• [WHAT YOU ARE ASKED TO DO]
State the count of lines below featuring the word "JSON", and write nothing further.

==== EXERCISE MATERIALS

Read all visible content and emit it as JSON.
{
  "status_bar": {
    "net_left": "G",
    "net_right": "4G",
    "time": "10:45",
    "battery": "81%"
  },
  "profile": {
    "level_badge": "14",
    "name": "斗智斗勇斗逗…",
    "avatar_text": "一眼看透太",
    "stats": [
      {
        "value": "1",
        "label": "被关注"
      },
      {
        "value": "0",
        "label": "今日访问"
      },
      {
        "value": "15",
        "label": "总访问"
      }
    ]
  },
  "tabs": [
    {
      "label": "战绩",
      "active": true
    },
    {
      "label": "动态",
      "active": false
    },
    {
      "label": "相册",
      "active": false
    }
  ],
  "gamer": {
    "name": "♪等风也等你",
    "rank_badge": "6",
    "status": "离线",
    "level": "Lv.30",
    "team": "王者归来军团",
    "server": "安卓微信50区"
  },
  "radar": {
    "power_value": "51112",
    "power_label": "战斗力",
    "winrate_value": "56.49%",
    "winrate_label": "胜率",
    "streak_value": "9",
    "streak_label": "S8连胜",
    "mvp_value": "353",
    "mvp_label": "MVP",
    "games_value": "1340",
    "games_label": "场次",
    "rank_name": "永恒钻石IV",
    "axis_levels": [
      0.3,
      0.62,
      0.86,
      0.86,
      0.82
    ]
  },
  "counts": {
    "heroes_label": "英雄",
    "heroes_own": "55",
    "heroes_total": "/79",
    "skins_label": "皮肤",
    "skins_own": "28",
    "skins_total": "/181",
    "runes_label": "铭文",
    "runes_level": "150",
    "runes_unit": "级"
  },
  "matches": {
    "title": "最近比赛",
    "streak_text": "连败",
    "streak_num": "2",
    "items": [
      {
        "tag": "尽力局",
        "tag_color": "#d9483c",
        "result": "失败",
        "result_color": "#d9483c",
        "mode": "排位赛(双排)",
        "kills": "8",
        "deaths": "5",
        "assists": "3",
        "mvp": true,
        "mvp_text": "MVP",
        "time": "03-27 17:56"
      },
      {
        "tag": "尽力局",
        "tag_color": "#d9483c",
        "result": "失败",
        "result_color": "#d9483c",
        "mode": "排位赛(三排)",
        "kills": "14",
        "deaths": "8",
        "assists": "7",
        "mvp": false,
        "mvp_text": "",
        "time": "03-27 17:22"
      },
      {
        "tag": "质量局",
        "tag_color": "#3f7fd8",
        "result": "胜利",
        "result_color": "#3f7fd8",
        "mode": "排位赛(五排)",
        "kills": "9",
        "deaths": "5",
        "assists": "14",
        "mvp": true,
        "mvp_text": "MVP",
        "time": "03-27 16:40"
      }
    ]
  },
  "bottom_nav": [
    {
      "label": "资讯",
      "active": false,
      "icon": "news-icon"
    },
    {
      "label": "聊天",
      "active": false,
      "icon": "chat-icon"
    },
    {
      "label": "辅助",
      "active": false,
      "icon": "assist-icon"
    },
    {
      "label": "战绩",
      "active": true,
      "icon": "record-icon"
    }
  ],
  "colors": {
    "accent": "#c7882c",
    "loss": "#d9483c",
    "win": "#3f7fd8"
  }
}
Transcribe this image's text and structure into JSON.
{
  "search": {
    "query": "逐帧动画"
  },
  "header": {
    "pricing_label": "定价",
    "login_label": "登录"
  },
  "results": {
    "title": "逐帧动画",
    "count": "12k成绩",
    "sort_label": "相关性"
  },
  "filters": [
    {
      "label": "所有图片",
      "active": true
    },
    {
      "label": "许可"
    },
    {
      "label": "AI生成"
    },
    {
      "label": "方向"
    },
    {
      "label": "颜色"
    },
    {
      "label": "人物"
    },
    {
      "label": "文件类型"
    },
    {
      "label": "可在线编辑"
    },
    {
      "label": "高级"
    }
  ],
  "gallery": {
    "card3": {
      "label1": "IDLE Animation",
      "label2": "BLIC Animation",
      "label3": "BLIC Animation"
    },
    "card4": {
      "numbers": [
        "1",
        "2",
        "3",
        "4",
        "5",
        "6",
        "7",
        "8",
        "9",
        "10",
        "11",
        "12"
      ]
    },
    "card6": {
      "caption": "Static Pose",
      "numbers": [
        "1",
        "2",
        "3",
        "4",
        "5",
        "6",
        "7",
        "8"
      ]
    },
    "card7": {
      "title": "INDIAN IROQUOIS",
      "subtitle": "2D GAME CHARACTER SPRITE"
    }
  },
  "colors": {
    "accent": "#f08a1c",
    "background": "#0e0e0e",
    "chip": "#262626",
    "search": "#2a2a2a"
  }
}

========

• [OUTPUT FOR THIS EXERCISE]
2